"That was really cool with the first video game. It was actually one of the WCW ones that sucked: Backstage Assault!!! It was a terrible game, but Three Count was in that somehow. So that was the first one and that was pretty cool, and then when I got into WWE and the merch, the merch started doing really well with The Hurricane. So when the video games came and everything, that was pretty awesome.

'I know at one time when my Jakks figure came out as The Hurricane, somebody from Jakks called me and he said it was their best-selling action figure of all time because they kind of crossed over with superheroes as well," revealed Helms. "The kids that didn't even know wrestling would see the superhero guy and buy it. So, that's cool. Yeah. So, I mean, but I think a Cena ended up beating it a couple of years later, which I'm totally cool with. The fact that I was even in that conversation for me was awesome.

"When I went back to WWE, they had just started me back as a producer. I wasn't even an employee; I never really even got to employee status there. But I'm doing the producing thing. They got me going out to San Diego Comic Con because I'm a producer for the 24/7 [Championship] segment with R-Truth. And then I ended up being in the segment as The Hurricane. He told me to take the outfit, and I was like, okay. But on the plane flight there, I know we flew through Phoenix and then Phoenix to San Diego. When I'm on the plane about to take off, I'm getting all these tweets about the Mattel booth at the San Diego Comic Con and they put up images of The Hurricane action figure. I didn't even know they were doing it. And fans are so good about making things, images, you know, Photoshop and all of that.

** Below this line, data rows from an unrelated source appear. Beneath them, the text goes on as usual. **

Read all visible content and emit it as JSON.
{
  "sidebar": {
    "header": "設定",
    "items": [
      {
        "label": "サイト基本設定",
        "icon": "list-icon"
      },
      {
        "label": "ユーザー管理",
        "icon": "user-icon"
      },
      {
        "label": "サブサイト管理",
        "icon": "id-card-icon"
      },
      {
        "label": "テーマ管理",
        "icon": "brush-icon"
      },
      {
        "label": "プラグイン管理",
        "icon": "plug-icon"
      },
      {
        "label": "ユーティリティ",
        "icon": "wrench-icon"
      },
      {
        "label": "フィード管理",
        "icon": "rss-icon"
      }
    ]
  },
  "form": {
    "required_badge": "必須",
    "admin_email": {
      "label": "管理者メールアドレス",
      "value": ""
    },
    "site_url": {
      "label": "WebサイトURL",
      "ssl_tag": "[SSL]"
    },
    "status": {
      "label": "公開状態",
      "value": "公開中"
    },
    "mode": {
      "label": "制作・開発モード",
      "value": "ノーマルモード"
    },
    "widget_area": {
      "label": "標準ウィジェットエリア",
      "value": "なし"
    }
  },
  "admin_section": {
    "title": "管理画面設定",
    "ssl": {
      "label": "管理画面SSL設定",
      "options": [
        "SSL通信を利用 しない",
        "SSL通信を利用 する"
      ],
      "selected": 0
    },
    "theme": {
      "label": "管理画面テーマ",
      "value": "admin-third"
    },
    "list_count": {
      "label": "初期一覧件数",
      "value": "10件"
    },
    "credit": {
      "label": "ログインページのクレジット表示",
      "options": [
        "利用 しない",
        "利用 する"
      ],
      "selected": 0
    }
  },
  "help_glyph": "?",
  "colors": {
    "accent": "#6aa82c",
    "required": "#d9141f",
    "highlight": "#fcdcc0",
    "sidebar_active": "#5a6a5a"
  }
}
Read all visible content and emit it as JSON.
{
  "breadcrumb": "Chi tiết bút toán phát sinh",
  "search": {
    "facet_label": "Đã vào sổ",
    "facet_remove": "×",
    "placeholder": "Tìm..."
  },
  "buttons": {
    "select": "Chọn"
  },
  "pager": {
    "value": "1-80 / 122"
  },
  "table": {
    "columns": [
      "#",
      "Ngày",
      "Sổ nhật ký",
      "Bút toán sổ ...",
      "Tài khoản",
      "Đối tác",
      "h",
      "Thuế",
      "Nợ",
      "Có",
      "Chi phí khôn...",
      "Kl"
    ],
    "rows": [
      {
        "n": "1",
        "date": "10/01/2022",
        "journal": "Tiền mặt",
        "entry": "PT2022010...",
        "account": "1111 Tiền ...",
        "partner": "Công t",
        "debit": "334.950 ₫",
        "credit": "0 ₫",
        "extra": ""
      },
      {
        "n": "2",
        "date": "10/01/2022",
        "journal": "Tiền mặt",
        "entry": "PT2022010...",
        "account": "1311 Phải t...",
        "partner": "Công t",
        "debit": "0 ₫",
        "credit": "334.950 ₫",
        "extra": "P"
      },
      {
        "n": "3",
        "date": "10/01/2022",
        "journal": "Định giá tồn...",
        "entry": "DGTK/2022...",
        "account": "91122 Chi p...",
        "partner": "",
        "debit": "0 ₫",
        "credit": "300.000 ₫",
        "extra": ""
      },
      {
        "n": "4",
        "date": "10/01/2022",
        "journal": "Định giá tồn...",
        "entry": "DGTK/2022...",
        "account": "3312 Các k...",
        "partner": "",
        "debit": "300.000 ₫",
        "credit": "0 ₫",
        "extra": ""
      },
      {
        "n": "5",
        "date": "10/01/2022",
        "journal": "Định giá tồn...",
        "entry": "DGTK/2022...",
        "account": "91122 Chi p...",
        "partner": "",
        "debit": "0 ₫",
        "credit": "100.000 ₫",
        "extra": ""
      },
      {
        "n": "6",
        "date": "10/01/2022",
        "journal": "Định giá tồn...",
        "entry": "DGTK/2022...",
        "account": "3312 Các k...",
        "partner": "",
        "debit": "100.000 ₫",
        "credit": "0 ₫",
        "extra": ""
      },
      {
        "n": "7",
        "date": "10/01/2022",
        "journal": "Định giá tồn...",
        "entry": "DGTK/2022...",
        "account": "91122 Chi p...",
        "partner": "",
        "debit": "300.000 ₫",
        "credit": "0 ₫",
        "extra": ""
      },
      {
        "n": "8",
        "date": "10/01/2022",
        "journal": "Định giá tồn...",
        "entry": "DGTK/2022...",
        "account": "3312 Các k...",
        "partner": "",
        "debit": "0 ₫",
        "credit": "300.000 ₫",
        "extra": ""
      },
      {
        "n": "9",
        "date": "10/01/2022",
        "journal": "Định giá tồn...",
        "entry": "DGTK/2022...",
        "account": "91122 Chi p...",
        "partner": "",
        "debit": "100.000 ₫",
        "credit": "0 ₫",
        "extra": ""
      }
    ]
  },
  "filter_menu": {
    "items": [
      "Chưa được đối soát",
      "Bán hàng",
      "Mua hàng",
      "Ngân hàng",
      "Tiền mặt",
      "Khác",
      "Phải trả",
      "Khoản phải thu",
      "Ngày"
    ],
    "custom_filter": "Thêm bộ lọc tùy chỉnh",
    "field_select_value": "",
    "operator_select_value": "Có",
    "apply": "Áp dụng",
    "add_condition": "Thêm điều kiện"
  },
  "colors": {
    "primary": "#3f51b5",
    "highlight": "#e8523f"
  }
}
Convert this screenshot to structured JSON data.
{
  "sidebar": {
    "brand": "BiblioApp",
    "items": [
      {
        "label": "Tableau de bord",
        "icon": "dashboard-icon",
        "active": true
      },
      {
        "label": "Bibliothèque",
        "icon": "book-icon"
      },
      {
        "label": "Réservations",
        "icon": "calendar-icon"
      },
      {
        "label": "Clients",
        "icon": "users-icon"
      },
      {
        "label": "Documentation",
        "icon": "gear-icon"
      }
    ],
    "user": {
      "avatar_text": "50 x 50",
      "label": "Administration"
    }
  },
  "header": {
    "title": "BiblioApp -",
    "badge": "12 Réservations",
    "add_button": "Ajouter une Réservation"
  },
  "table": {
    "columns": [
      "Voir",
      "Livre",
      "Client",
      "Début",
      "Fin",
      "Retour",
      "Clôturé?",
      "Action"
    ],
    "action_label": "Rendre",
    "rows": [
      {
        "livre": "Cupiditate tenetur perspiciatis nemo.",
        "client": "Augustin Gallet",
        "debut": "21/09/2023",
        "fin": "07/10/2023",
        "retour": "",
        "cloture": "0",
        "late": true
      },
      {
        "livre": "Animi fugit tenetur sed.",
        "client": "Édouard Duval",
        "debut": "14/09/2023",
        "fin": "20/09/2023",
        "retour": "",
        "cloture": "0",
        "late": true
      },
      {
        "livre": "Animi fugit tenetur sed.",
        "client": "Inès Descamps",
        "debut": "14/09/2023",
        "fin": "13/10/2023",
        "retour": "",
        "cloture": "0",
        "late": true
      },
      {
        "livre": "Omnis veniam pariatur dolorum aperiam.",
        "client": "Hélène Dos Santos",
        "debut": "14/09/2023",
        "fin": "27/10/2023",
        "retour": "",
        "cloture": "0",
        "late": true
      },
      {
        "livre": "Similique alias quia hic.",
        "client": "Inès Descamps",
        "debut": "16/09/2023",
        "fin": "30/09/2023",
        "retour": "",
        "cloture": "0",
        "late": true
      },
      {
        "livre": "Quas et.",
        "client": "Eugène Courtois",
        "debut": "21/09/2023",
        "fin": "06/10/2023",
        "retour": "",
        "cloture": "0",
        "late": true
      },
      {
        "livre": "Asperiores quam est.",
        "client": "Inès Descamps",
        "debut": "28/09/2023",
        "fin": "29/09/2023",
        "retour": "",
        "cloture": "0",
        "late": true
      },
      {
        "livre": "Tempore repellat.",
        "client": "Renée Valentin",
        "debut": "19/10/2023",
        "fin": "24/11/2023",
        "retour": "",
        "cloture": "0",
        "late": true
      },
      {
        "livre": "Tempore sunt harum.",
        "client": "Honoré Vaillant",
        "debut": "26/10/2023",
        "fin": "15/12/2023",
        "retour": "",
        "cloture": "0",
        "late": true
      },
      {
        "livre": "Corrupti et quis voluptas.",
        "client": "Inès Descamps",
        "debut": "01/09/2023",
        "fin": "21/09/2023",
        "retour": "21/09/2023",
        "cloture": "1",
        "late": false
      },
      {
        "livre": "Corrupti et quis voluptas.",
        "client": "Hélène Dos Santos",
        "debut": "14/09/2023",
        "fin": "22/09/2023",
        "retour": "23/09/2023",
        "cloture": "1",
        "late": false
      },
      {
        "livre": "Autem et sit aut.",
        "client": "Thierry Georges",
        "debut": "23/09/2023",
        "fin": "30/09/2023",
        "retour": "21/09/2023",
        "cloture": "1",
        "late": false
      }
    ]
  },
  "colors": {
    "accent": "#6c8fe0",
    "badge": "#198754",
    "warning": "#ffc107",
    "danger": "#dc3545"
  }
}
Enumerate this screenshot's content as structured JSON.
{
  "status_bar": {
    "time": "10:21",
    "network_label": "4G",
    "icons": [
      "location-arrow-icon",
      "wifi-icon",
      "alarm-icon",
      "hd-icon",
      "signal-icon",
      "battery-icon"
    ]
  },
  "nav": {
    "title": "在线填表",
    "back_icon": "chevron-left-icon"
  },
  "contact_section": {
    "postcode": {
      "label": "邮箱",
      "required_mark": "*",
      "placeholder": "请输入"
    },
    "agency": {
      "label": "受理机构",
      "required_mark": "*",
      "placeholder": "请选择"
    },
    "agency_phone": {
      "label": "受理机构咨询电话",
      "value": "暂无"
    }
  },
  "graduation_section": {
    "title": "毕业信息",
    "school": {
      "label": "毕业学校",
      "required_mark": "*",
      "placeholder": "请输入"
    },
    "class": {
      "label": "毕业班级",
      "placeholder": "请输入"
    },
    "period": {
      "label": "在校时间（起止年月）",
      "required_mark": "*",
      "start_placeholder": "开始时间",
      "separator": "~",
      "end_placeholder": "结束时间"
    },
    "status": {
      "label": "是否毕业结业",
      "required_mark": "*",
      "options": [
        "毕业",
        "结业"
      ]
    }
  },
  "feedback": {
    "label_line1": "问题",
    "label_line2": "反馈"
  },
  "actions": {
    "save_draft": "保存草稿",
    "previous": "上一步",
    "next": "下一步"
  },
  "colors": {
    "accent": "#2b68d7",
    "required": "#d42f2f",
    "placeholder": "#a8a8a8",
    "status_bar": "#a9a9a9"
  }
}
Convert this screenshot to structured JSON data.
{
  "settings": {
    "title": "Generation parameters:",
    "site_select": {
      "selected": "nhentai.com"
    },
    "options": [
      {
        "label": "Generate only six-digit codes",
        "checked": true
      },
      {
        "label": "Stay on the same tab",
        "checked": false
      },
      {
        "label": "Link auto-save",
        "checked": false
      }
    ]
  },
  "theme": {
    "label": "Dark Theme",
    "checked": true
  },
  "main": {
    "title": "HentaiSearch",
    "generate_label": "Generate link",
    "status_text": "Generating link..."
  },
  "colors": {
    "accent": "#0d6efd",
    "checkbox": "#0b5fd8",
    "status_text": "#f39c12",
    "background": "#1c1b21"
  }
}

"I didn't know if it was legit. So now this whole ride, and it wasn't a long ride, but it was like an hour-and-a-half. I'm like, 'Man, did they make an action figure up for me? Why wouldn't they tell me?' And so, I get to San Diego and I find out it's legit. And we got to go to the Con to kind of check out the scene–where are we going to fill them at? And I go to the booth and was like, 'Oh, you should have told us you were coming.' And I'm like, 'Y'all should have told me y'all were making one.' But it's cool."